● Exercise requirements
Everything in the entries below except the pictures must be returned exactly.

● Dataset extract
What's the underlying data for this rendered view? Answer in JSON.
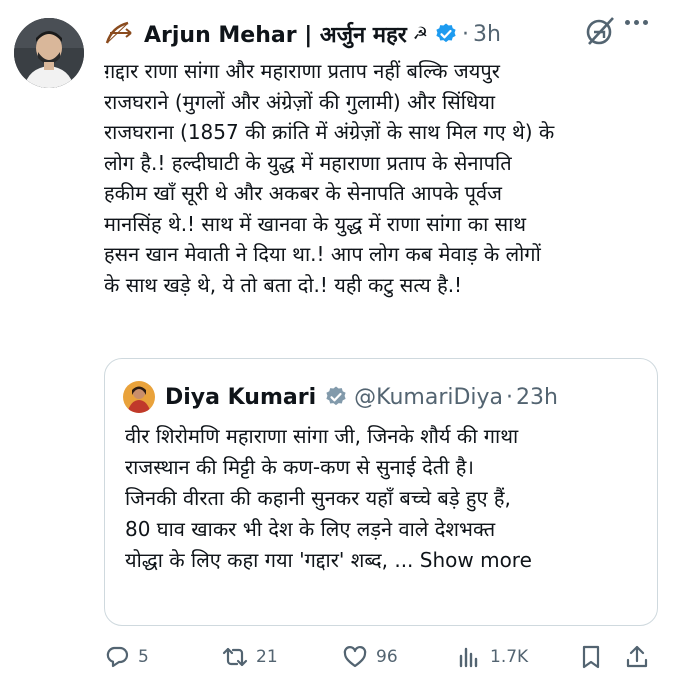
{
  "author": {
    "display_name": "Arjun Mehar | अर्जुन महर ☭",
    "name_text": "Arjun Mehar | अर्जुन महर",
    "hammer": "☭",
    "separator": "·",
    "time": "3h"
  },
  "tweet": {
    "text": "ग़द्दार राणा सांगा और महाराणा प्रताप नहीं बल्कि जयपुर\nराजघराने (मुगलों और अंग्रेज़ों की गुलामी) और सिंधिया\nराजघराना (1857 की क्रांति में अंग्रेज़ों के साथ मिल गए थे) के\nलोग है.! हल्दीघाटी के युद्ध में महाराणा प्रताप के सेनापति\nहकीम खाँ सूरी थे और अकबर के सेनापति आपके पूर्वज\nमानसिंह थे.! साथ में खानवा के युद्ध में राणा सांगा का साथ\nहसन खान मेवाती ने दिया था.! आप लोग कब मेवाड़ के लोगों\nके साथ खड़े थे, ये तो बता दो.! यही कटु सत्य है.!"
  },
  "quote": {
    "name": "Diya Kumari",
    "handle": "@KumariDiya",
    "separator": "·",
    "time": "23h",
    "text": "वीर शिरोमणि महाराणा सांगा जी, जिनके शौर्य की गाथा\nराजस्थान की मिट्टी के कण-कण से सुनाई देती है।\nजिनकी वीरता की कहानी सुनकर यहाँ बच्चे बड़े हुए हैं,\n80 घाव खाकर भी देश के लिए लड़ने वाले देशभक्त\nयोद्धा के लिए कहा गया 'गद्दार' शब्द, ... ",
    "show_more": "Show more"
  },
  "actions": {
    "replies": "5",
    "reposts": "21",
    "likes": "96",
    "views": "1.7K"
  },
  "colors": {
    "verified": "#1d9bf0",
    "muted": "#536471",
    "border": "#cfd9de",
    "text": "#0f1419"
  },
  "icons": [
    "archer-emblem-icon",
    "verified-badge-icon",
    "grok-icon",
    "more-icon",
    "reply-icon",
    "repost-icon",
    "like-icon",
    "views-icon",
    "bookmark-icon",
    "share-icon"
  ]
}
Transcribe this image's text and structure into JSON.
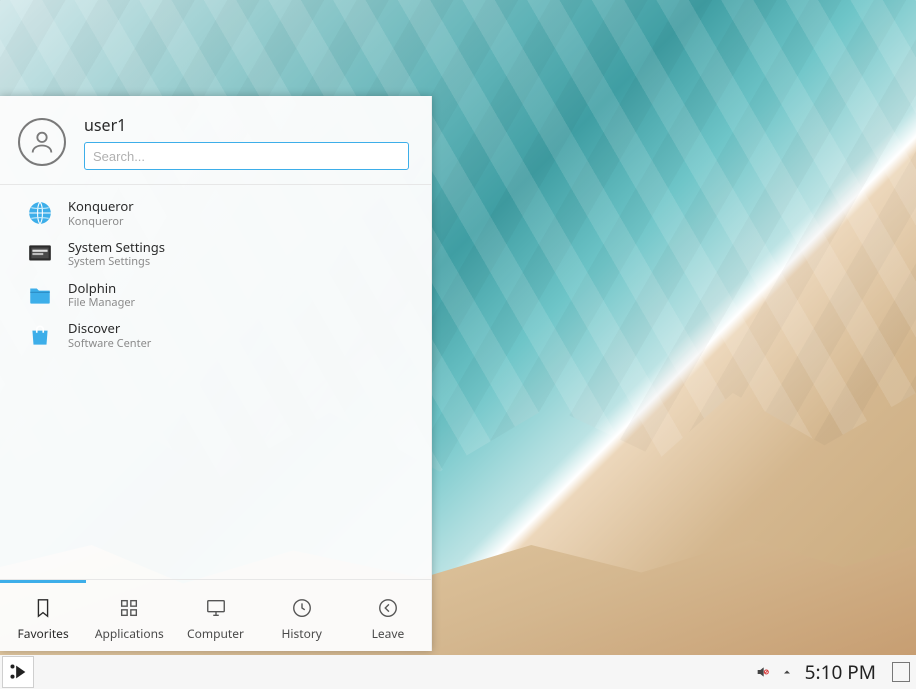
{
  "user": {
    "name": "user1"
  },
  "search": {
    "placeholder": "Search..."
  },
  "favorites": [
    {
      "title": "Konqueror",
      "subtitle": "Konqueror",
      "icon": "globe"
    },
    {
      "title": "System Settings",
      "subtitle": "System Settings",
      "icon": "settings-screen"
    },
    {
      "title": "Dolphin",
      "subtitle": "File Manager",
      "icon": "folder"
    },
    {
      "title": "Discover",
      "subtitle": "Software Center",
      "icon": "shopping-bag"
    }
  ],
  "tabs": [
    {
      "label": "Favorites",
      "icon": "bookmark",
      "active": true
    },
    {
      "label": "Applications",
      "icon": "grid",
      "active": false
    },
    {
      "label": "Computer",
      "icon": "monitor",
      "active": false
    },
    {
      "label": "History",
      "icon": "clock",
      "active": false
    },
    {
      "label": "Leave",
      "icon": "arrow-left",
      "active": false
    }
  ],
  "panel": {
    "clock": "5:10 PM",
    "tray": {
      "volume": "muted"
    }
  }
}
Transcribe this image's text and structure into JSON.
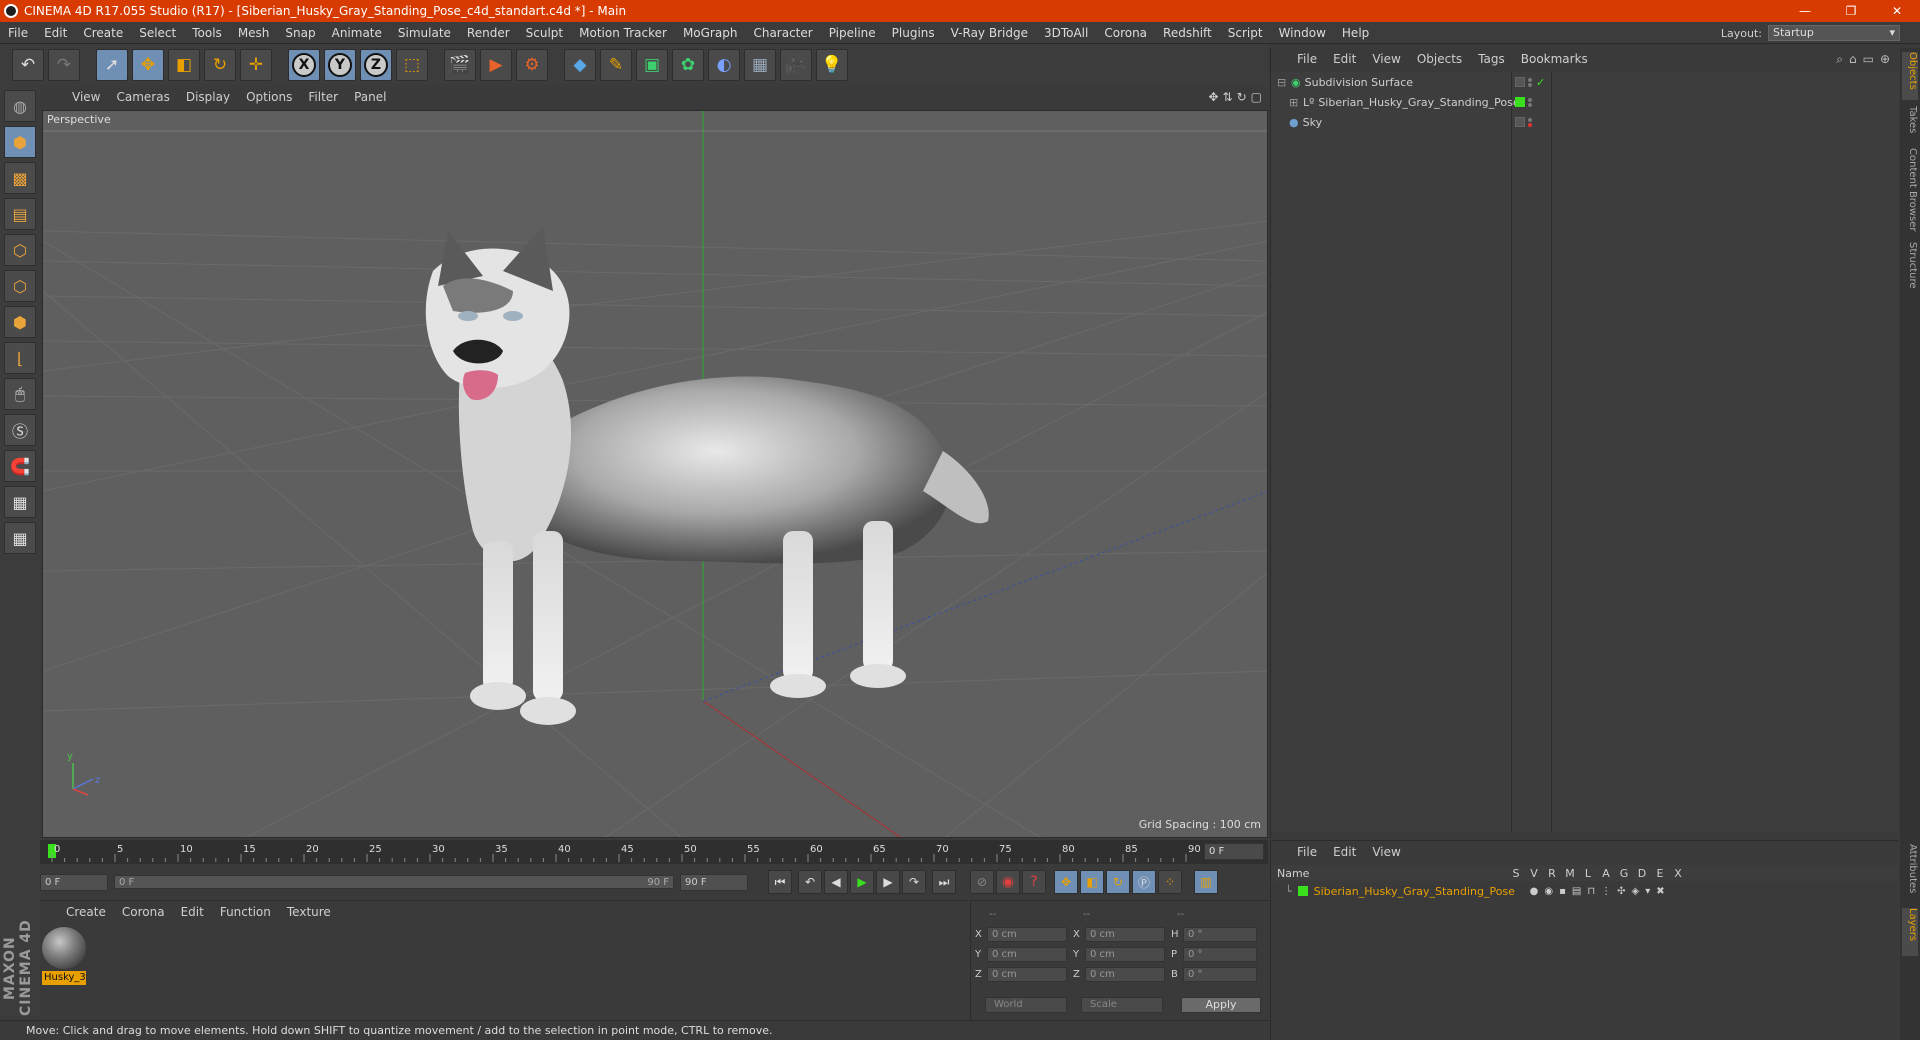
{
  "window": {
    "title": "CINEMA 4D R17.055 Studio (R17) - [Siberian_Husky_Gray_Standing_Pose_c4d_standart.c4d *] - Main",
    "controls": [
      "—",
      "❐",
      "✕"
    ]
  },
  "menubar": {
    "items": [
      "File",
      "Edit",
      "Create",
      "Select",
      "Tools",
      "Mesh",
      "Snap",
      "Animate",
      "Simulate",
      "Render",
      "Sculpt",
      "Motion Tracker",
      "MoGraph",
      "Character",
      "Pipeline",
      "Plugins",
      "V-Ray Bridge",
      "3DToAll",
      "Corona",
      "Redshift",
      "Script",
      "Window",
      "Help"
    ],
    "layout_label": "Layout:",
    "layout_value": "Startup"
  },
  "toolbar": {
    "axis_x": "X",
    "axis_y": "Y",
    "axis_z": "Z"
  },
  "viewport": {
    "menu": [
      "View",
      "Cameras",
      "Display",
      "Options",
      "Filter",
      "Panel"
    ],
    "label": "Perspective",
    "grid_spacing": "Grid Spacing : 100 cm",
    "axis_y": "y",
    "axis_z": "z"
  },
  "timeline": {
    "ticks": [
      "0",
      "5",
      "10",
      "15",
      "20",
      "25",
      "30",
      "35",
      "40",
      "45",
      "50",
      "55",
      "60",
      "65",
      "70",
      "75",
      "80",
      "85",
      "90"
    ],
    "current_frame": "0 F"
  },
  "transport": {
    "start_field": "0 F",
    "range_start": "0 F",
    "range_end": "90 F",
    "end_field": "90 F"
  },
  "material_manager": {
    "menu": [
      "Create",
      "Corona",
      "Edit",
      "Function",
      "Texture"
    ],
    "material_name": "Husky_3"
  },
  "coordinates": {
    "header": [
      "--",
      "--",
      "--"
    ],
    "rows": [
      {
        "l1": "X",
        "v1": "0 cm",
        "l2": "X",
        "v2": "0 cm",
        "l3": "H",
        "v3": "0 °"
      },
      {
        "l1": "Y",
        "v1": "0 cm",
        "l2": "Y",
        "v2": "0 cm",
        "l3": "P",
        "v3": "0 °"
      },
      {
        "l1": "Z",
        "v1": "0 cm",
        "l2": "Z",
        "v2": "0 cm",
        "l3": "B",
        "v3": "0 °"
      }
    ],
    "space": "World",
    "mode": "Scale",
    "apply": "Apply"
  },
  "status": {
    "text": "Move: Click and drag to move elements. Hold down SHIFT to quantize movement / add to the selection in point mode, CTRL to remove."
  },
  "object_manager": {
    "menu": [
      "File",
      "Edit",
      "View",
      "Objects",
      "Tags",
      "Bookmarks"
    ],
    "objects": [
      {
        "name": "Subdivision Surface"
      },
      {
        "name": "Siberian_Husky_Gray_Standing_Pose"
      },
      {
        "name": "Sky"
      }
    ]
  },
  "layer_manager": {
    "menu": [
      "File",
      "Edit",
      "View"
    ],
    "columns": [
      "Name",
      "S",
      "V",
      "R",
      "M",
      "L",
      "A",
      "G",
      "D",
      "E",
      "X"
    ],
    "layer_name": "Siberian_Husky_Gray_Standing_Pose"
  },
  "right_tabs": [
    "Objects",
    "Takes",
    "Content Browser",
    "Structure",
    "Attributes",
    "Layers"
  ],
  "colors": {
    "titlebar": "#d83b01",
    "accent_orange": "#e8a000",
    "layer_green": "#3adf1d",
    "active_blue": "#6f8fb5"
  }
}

● Response below
What's the underlying data for this rendered view? Answer in JSON.
{
  "author": {
    "display_name": "Arjun Mehar | अर्जुन महर ☭",
    "name_text": "Arjun Mehar | अर्जुन महर",
    "hammer": "☭",
    "separator": "·",
    "time": "3h"
  },
  "tweet": {
    "text": "ग़द्दार राणा सांगा और महाराणा प्रताप नहीं बल्कि जयपुर\nराजघराने (मुगलों और अंग्रेज़ों की गुलामी) और सिंधिया\nराजघराना (1857 की क्रांति में अंग्रेज़ों के साथ मिल गए थे) के\nलोग है.! हल्दीघाटी के युद्ध में महाराणा प्रताप के सेनापति\nहकीम खाँ सूरी थे और अकबर के सेनापति आपके पूर्वज\nमानसिंह थे.! साथ में खानवा के युद्ध में राणा सांगा का साथ\nहसन खान मेवाती ने दिया था.! आप लोग कब मेवाड़ के लोगों\nके साथ खड़े थे, ये तो बता दो.! यही कटु सत्य है.!"
  },
  "quote": {
    "name": "Diya Kumari",
    "handle": "@KumariDiya",
    "separator": "·",
    "time": "23h",
    "text": "वीर शिरोमणि महाराणा सांगा जी, जिनके शौर्य की गाथा\nराजस्थान की मिट्टी के कण-कण से सुनाई देती है।\nजिनकी वीरता की कहानी सुनकर यहाँ बच्चे बड़े हुए हैं,\n80 घाव खाकर भी देश के लिए लड़ने वाले देशभक्त\nयोद्धा के लिए कहा गया 'गद्दार' शब्द, ... ",
    "show_more": "Show more"
  },
  "actions": {
    "replies": "5",
    "reposts": "21",
    "likes": "96",
    "views": "1.7K"
  },
  "colors": {
    "verified": "#1d9bf0",
    "muted": "#536471",
    "border": "#cfd9de",
    "text": "#0f1419"
  },
  "icons": [
    "archer-emblem-icon",
    "verified-badge-icon",
    "grok-icon",
    "more-icon",
    "reply-icon",
    "repost-icon",
    "like-icon",
    "views-icon",
    "bookmark-icon",
    "share-icon"
  ]
}
Transcribe this image's text and structure into JSON.
{
  "user": {
    "name": "user1"
  },
  "search": {
    "placeholder": "Search..."
  },
  "favorites": [
    {
      "title": "Konqueror",
      "subtitle": "Konqueror",
      "icon": "globe"
    },
    {
      "title": "System Settings",
      "subtitle": "System Settings",
      "icon": "settings-screen"
    },
    {
      "title": "Dolphin",
      "subtitle": "File Manager",
      "icon": "folder"
    },
    {
      "title": "Discover",
      "subtitle": "Software Center",
      "icon": "shopping-bag"
    }
  ],
  "tabs": [
    {
      "label": "Favorites",
      "icon": "bookmark",
      "active": true
    },
    {
      "label": "Applications",
      "icon": "grid",
      "active": false
    },
    {
      "label": "Computer",
      "icon": "monitor",
      "active": false
    },
    {
      "label": "History",
      "icon": "clock",
      "active": false
    },
    {
      "label": "Leave",
      "icon": "arrow-left",
      "active": false
    }
  ],
  "panel": {
    "clock": "5:10 PM",
    "tray": {
      "volume": "muted"
    }
  }
}
Transcribe this image's text and structure into JSON.
{
  "window": {
    "title": "CINEMA 4D R17.055 Studio (R17) - [Siberian_Husky_Gray_Standing_Pose_c4d_standart.c4d *] - Main",
    "controls": [
      "—",
      "❐",
      "✕"
    ]
  },
  "menubar": {
    "items": [
      "File",
      "Edit",
      "Create",
      "Select",
      "Tools",
      "Mesh",
      "Snap",
      "Animate",
      "Simulate",
      "Render",
      "Sculpt",
      "Motion Tracker",
      "MoGraph",
      "Character",
      "Pipeline",
      "Plugins",
      "V-Ray Bridge",
      "3DToAll",
      "Corona",
      "Redshift",
      "Script",
      "Window",
      "Help"
    ],
    "layout_label": "Layout:",
    "layout_value": "Startup"
  },
  "toolbar": {
    "axis_x": "X",
    "axis_y": "Y",
    "axis_z": "Z"
  },
  "viewport": {
    "menu": [
      "View",
      "Cameras",
      "Display",
      "Options",
      "Filter",
      "Panel"
    ],
    "label": "Perspective",
    "grid_spacing": "Grid Spacing : 100 cm",
    "axis_y": "y",
    "axis_z": "z"
  },
  "timeline": {
    "ticks": [
      "0",
      "5",
      "10",
      "15",
      "20",
      "25",
      "30",
      "35",
      "40",
      "45",
      "50",
      "55",
      "60",
      "65",
      "70",
      "75",
      "80",
      "85",
      "90"
    ],
    "current_frame": "0 F"
  },
  "transport": {
    "start_field": "0 F",
    "range_start": "0 F",
    "range_end": "90 F",
    "end_field": "90 F"
  },
  "material_manager": {
    "menu": [
      "Create",
      "Corona",
      "Edit",
      "Function",
      "Texture"
    ],
    "material_name": "Husky_3"
  },
  "coordinates": {
    "header": [
      "--",
      "--",
      "--"
    ],
    "rows": [
      {
        "l1": "X",
        "v1": "0 cm",
        "l2": "X",
        "v2": "0 cm",
        "l3": "H",
        "v3": "0 °"
      },
      {
        "l1": "Y",
        "v1": "0 cm",
        "l2": "Y",
        "v2": "0 cm",
        "l3": "P",
        "v3": "0 °"
      },
      {
        "l1": "Z",
        "v1": "0 cm",
        "l2": "Z",
        "v2": "0 cm",
        "l3": "B",
        "v3": "0 °"
      }
    ],
    "space": "World",
    "mode": "Scale",
    "apply": "Apply"
  },
  "status": {
    "text": "Move: Click and drag to move elements. Hold down SHIFT to quantize movement / add to the selection in point mode, CTRL to remove."
  },
  "object_manager": {
    "menu": [
      "File",
      "Edit",
      "View",
      "Objects",
      "Tags",
      "Bookmarks"
    ],
    "objects": [
      {
        "name": "Subdivision Surface"
      },
      {
        "name": "Siberian_Husky_Gray_Standing_Pose"
      },
      {
        "name": "Sky"
      }
    ]
  },
  "layer_manager": {
    "menu": [
      "File",
      "Edit",
      "View"
    ],
    "columns": [
      "Name",
      "S",
      "V",
      "R",
      "M",
      "L",
      "A",
      "G",
      "D",
      "E",
      "X"
    ],
    "layer_name": "Siberian_Husky_Gray_Standing_Pose"
  },
  "right_tabs": [
    "Objects",
    "Takes",
    "Content Browser",
    "Structure",
    "Attributes",
    "Layers"
  ],
  "colors": {
    "titlebar": "#d83b01",
    "accent_orange": "#e8a000",
    "layer_green": "#3adf1d",
    "active_blue": "#6f8fb5"
  }
}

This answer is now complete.